Problem details:
Every line holding the string "taskbar" is to be copied from the entries below.
++++ Data extract
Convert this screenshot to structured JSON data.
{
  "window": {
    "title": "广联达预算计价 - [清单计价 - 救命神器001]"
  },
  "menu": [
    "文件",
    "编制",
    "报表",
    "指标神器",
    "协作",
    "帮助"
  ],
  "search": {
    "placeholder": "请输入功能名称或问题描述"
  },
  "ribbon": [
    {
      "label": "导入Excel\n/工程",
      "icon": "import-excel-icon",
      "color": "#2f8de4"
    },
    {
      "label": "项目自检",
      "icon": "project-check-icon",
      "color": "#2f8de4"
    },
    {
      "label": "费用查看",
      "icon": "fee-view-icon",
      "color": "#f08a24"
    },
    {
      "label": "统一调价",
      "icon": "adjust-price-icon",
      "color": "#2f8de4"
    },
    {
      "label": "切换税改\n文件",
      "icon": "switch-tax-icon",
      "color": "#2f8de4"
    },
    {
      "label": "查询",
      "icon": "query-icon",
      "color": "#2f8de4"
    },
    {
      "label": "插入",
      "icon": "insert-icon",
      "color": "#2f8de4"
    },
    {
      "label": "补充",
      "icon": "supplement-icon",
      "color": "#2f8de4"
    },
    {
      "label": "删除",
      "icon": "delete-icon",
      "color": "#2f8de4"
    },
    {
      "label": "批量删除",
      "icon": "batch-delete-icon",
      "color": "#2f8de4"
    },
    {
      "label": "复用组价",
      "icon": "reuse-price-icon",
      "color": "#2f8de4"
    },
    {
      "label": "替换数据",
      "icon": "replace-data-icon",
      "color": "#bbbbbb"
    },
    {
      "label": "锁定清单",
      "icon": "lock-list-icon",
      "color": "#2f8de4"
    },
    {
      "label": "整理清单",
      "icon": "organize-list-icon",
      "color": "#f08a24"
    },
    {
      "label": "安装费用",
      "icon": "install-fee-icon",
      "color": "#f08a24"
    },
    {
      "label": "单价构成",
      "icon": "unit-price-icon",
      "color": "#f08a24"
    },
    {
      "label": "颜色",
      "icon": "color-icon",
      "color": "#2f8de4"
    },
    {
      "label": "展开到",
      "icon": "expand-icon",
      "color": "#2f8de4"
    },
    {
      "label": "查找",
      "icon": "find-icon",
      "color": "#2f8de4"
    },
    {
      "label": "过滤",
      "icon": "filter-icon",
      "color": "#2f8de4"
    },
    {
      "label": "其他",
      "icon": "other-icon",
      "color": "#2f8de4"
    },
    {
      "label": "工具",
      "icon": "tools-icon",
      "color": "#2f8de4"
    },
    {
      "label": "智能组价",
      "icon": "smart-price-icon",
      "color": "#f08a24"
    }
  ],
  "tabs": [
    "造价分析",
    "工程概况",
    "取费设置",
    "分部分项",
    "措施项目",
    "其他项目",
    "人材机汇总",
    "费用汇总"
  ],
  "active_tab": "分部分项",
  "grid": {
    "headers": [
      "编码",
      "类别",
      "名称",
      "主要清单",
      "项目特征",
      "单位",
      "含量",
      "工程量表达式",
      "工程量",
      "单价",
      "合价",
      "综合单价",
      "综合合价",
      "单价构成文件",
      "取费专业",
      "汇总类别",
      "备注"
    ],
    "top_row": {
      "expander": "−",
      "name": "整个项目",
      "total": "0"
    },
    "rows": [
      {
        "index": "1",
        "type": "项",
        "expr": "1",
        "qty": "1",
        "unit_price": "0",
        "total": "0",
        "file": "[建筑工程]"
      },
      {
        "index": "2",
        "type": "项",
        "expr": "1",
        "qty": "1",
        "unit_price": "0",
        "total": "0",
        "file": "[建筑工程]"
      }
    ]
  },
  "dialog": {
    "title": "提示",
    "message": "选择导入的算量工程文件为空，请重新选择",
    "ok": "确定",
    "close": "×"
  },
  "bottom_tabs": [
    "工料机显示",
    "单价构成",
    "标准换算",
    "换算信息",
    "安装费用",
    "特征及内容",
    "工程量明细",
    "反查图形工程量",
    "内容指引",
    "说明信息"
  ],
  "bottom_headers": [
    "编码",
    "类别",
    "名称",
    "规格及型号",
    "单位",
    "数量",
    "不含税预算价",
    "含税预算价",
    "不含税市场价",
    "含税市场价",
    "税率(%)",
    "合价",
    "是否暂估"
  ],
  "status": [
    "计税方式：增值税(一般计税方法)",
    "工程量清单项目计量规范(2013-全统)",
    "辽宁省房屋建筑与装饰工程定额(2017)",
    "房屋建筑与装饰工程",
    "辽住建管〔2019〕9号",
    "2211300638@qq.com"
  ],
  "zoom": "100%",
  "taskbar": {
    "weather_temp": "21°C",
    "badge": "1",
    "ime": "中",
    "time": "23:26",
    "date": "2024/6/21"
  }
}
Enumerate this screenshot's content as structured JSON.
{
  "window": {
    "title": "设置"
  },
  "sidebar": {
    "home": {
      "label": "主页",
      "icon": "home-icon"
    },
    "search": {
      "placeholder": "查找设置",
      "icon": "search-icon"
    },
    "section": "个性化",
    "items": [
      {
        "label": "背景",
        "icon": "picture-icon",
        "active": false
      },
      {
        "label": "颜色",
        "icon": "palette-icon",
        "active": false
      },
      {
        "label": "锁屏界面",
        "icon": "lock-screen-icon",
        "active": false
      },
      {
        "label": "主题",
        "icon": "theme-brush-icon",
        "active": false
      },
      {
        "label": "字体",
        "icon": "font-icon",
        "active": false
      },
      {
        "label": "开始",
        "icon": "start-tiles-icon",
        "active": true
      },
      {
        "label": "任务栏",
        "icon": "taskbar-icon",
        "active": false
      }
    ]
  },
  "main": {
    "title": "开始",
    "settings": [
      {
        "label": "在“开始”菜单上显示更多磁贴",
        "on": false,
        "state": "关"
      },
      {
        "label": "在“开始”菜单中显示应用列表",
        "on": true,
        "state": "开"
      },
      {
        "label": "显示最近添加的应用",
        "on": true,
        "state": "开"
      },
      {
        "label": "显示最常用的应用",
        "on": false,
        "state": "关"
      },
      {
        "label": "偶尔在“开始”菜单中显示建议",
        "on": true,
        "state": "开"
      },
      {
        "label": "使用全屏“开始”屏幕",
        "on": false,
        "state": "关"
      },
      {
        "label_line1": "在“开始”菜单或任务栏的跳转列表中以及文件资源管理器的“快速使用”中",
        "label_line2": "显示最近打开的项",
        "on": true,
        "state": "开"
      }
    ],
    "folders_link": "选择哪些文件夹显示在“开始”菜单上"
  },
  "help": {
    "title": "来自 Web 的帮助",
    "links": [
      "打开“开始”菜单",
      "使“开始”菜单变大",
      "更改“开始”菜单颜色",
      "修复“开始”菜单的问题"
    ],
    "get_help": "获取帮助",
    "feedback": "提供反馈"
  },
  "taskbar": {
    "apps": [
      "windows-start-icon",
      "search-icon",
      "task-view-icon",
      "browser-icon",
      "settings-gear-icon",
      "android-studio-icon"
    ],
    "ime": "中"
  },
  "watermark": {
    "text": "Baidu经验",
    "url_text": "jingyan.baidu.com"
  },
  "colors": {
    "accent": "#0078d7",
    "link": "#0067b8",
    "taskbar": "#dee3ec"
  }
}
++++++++
Exercise response:
  "taskbar": {
        "icon": "taskbar-icon",
  "taskbar": {
    "taskbar": "#dee3ec"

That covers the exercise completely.